Problem statement: Return every record exactly. Omit nothing.

Material for this task:

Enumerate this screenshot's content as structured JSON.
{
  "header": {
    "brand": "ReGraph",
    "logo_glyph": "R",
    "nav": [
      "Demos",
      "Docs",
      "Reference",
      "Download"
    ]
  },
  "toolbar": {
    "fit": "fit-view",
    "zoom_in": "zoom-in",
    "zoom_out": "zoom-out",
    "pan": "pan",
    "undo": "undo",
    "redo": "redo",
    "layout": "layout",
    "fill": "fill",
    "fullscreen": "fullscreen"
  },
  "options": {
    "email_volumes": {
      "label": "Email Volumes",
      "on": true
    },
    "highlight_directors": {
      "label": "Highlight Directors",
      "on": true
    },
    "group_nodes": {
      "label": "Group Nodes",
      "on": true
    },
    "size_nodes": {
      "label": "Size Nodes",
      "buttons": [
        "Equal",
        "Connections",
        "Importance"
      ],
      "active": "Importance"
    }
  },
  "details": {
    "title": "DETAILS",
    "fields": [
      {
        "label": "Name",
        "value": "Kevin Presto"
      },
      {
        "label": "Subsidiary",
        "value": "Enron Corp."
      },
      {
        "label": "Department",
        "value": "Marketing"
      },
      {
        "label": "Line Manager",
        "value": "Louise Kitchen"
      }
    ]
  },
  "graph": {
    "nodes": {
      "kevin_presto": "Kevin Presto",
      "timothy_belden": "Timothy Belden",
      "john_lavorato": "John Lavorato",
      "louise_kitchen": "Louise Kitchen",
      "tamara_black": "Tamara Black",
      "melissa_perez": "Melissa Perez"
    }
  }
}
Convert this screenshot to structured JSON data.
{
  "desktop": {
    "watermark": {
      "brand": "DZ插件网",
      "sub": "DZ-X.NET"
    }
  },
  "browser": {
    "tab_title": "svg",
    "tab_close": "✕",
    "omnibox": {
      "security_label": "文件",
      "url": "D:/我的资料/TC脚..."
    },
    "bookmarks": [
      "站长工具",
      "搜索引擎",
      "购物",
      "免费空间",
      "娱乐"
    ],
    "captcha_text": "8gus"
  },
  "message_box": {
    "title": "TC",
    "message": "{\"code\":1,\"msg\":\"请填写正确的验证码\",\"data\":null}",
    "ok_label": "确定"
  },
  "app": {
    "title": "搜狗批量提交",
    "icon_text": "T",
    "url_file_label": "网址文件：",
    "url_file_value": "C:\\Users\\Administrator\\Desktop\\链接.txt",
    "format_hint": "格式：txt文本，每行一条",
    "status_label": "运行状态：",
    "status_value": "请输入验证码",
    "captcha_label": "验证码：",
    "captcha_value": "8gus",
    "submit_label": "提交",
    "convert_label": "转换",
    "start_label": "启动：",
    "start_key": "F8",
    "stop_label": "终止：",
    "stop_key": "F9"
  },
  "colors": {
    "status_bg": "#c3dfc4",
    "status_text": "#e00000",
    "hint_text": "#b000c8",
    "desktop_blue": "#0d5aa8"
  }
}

Answer to this problem:
Enumerate this screenshot's content as structured JSON.
{
  "header": {
    "brand": "ReGraph",
    "logo_glyph": "R",
    "nav": [
      "Demos",
      "Docs",
      "Reference",
      "Download"
    ]
  },
  "toolbar": {
    "fit": "fit-view",
    "zoom_in": "zoom-in",
    "zoom_out": "zoom-out",
    "pan": "pan",
    "undo": "undo",
    "redo": "redo",
    "layout": "layout",
    "fill": "fill",
    "fullscreen": "fullscreen"
  },
  "options": {
    "email_volumes": {
      "label": "Email Volumes",
      "on": true
    },
    "highlight_directors": {
      "label": "Highlight Directors",
      "on": true
    },
    "group_nodes": {
      "label": "Group Nodes",
      "on": true
    },
    "size_nodes": {
      "label": "Size Nodes",
      "buttons": [
        "Equal",
        "Connections",
        "Importance"
      ],
      "active": "Importance"
    }
  },
  "details": {
    "title": "DETAILS",
    "fields": [
      {
        "label": "Name",
        "value": "Kevin Presto"
      },
      {
        "label": "Subsidiary",
        "value": "Enron Corp."
      },
      {
        "label": "Department",
        "value": "Marketing"
      },
      {
        "label": "Line Manager",
        "value": "Louise Kitchen"
      }
    ]
  },
  "graph": {
    "nodes": {
      "kevin_presto": "Kevin Presto",
      "timothy_belden": "Timothy Belden",
      "john_lavorato": "John Lavorato",
      "louise_kitchen": "Louise Kitchen",
      "tamara_black": "Tamara Black",
      "melissa_perez": "Melissa Perez"
    }
  }
}
Convert this screenshot to structured JSON data.
{
  "desktop": {
    "watermark": {
      "brand": "DZ插件网",
      "sub": "DZ-X.NET"
    }
  },
  "browser": {
    "tab_title": "svg",
    "tab_close": "✕",
    "omnibox": {
      "security_label": "文件",
      "url": "D:/我的资料/TC脚..."
    },
    "bookmarks": [
      "站长工具",
      "搜索引擎",
      "购物",
      "免费空间",
      "娱乐"
    ],
    "captcha_text": "8gus"
  },
  "message_box": {
    "title": "TC",
    "message": "{\"code\":1,\"msg\":\"请填写正确的验证码\",\"data\":null}",
    "ok_label": "确定"
  },
  "app": {
    "title": "搜狗批量提交",
    "icon_text": "T",
    "url_file_label": "网址文件：",
    "url_file_value": "C:\\Users\\Administrator\\Desktop\\链接.txt",
    "format_hint": "格式：txt文本，每行一条",
    "status_label": "运行状态：",
    "status_value": "请输入验证码",
    "captcha_label": "验证码：",
    "captcha_value": "8gus",
    "submit_label": "提交",
    "convert_label": "转换",
    "start_label": "启动：",
    "start_key": "F8",
    "stop_label": "终止：",
    "stop_key": "F9"
  },
  "colors": {
    "status_bg": "#c3dfc4",
    "status_text": "#e00000",
    "hint_text": "#b000c8",
    "desktop_blue": "#0d5aa8"
  }
}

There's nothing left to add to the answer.